»»

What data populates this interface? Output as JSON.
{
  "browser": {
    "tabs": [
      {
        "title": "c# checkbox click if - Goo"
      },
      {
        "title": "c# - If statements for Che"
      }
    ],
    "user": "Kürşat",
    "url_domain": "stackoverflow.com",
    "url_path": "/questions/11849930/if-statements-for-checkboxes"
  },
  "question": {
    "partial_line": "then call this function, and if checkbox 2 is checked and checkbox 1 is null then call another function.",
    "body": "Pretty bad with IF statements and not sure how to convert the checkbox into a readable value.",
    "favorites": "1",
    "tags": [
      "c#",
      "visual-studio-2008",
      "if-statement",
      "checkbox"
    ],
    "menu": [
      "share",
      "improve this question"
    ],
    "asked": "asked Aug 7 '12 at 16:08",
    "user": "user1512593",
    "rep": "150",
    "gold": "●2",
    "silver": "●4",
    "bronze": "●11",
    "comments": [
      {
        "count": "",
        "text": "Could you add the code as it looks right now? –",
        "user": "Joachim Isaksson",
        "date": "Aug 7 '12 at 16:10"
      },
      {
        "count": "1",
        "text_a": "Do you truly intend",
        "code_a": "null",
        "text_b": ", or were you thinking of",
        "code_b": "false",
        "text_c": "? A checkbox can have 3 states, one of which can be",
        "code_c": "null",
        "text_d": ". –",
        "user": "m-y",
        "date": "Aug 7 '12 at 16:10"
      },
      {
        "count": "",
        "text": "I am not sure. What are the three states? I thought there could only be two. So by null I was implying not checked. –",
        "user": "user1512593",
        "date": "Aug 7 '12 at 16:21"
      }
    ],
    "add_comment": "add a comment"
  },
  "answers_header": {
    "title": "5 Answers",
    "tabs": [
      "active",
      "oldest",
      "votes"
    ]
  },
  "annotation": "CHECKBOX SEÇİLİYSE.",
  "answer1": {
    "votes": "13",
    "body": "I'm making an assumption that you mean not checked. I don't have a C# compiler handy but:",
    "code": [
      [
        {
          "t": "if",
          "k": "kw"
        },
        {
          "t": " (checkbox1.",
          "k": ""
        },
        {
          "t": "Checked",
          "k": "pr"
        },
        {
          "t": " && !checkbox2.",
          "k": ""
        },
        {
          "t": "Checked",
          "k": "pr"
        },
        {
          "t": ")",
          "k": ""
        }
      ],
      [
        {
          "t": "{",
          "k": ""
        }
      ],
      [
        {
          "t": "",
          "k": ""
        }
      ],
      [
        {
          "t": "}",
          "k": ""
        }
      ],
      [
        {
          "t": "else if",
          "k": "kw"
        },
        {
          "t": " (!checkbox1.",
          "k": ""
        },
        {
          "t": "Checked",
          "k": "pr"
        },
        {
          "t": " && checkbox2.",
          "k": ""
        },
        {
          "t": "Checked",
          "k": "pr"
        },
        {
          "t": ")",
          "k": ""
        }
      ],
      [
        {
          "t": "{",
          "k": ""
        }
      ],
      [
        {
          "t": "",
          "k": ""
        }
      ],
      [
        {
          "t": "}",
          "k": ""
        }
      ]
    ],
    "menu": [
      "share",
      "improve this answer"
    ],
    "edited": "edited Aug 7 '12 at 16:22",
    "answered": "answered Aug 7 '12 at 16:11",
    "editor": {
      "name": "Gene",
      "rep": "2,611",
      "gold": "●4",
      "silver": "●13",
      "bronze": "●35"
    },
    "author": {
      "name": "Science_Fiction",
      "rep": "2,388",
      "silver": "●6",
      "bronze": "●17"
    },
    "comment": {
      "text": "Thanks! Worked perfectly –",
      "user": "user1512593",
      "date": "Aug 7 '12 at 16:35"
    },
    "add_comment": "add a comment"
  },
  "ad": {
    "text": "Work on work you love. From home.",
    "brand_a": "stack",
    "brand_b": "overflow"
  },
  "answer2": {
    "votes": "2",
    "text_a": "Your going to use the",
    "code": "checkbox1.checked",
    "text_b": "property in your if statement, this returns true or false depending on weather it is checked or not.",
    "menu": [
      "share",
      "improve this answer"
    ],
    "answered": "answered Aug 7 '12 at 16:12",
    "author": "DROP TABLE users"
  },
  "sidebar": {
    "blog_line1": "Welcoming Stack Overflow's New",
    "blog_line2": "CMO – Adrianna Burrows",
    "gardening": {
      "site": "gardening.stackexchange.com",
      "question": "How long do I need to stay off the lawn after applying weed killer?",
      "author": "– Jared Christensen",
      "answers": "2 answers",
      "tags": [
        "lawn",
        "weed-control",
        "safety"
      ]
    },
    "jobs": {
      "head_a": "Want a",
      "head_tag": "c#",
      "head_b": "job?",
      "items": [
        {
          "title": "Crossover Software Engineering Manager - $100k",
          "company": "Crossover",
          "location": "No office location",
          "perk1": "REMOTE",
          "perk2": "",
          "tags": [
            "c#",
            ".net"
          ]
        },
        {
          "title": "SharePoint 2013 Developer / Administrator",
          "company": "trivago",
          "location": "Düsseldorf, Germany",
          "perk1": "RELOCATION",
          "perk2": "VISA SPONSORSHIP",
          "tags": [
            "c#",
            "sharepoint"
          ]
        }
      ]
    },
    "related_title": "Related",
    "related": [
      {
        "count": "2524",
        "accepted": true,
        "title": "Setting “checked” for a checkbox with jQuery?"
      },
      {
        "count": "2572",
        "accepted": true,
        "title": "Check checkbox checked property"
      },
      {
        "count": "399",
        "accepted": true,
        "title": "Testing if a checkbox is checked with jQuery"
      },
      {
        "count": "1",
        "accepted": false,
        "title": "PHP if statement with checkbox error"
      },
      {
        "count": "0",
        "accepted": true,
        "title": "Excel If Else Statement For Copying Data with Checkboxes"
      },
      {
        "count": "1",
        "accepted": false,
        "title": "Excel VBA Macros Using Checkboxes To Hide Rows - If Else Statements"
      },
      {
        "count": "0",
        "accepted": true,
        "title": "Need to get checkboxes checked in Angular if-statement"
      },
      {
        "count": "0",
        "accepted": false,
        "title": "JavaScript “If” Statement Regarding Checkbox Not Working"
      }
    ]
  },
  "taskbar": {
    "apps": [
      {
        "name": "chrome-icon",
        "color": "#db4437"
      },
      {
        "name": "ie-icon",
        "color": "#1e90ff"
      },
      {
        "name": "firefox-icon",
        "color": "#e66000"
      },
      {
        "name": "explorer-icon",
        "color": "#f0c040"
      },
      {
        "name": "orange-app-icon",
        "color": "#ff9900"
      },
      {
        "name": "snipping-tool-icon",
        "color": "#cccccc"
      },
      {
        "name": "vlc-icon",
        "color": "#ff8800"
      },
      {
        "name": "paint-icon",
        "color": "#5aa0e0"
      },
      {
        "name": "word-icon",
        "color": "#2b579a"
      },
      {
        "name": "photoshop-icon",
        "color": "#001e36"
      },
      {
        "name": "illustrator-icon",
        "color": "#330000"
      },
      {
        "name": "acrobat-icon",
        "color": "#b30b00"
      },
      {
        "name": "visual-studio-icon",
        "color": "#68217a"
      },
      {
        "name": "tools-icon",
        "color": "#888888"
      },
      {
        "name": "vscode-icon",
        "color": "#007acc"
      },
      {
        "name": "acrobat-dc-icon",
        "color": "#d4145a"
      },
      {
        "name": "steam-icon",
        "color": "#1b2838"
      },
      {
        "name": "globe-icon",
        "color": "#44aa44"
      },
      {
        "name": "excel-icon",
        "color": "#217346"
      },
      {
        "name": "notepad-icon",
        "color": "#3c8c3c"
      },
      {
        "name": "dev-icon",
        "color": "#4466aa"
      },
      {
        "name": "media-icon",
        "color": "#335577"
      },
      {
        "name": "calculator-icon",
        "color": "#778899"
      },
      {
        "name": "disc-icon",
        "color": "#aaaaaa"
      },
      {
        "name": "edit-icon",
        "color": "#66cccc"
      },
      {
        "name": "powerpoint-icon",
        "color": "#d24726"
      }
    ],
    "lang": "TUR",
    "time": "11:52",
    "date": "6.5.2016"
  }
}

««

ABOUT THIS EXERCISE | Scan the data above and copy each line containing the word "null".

TASK SOLUTION |
    "partial_line": "then call this function, and if checkbox 2 is checked and checkbox 1 is null then call another function.",
        "code_a": "null",
        "code_c": "null",
        "text": "I am not sure. What are the three states? I thought there could only be two. So by null I was implying not checked. –",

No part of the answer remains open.